**Interface dataset entries**
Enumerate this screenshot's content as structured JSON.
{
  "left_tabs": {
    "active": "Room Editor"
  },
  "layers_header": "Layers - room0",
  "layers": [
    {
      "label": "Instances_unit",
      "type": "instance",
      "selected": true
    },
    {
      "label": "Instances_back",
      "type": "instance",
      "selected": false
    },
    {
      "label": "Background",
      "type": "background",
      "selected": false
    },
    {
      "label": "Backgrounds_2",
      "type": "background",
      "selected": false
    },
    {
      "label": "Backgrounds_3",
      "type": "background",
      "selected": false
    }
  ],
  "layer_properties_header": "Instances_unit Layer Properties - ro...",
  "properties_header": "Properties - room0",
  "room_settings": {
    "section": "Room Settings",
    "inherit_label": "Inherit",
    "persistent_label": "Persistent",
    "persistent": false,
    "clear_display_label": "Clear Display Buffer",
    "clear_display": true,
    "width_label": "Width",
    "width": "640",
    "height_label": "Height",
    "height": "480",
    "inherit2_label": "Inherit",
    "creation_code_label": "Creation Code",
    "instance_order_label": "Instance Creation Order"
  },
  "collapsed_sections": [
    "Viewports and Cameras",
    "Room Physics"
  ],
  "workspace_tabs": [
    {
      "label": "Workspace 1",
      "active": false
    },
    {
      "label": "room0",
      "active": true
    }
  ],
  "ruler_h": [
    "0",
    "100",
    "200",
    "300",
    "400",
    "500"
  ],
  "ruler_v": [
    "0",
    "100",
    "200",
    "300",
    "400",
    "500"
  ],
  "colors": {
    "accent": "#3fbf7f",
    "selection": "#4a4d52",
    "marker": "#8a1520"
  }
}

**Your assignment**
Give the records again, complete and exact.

**Result of the task**
Enumerate this screenshot's content as structured JSON.
{
  "left_tabs": {
    "active": "Room Editor"
  },
  "layers_header": "Layers - room0",
  "layers": [
    {
      "label": "Instances_unit",
      "type": "instance",
      "selected": true
    },
    {
      "label": "Instances_back",
      "type": "instance",
      "selected": false
    },
    {
      "label": "Background",
      "type": "background",
      "selected": false
    },
    {
      "label": "Backgrounds_2",
      "type": "background",
      "selected": false
    },
    {
      "label": "Backgrounds_3",
      "type": "background",
      "selected": false
    }
  ],
  "layer_properties_header": "Instances_unit Layer Properties - ro...",
  "properties_header": "Properties - room0",
  "room_settings": {
    "section": "Room Settings",
    "inherit_label": "Inherit",
    "persistent_label": "Persistent",
    "persistent": false,
    "clear_display_label": "Clear Display Buffer",
    "clear_display": true,
    "width_label": "Width",
    "width": "640",
    "height_label": "Height",
    "height": "480",
    "inherit2_label": "Inherit",
    "creation_code_label": "Creation Code",
    "instance_order_label": "Instance Creation Order"
  },
  "collapsed_sections": [
    "Viewports and Cameras",
    "Room Physics"
  ],
  "workspace_tabs": [
    {
      "label": "Workspace 1",
      "active": false
    },
    {
      "label": "room0",
      "active": true
    }
  ],
  "ruler_h": [
    "0",
    "100",
    "200",
    "300",
    "400",
    "500"
  ],
  "ruler_v": [
    "0",
    "100",
    "200",
    "300",
    "400",
    "500"
  ],
  "colors": {
    "accent": "#3fbf7f",
    "selection": "#4a4d52",
    "marker": "#8a1520"
  }
}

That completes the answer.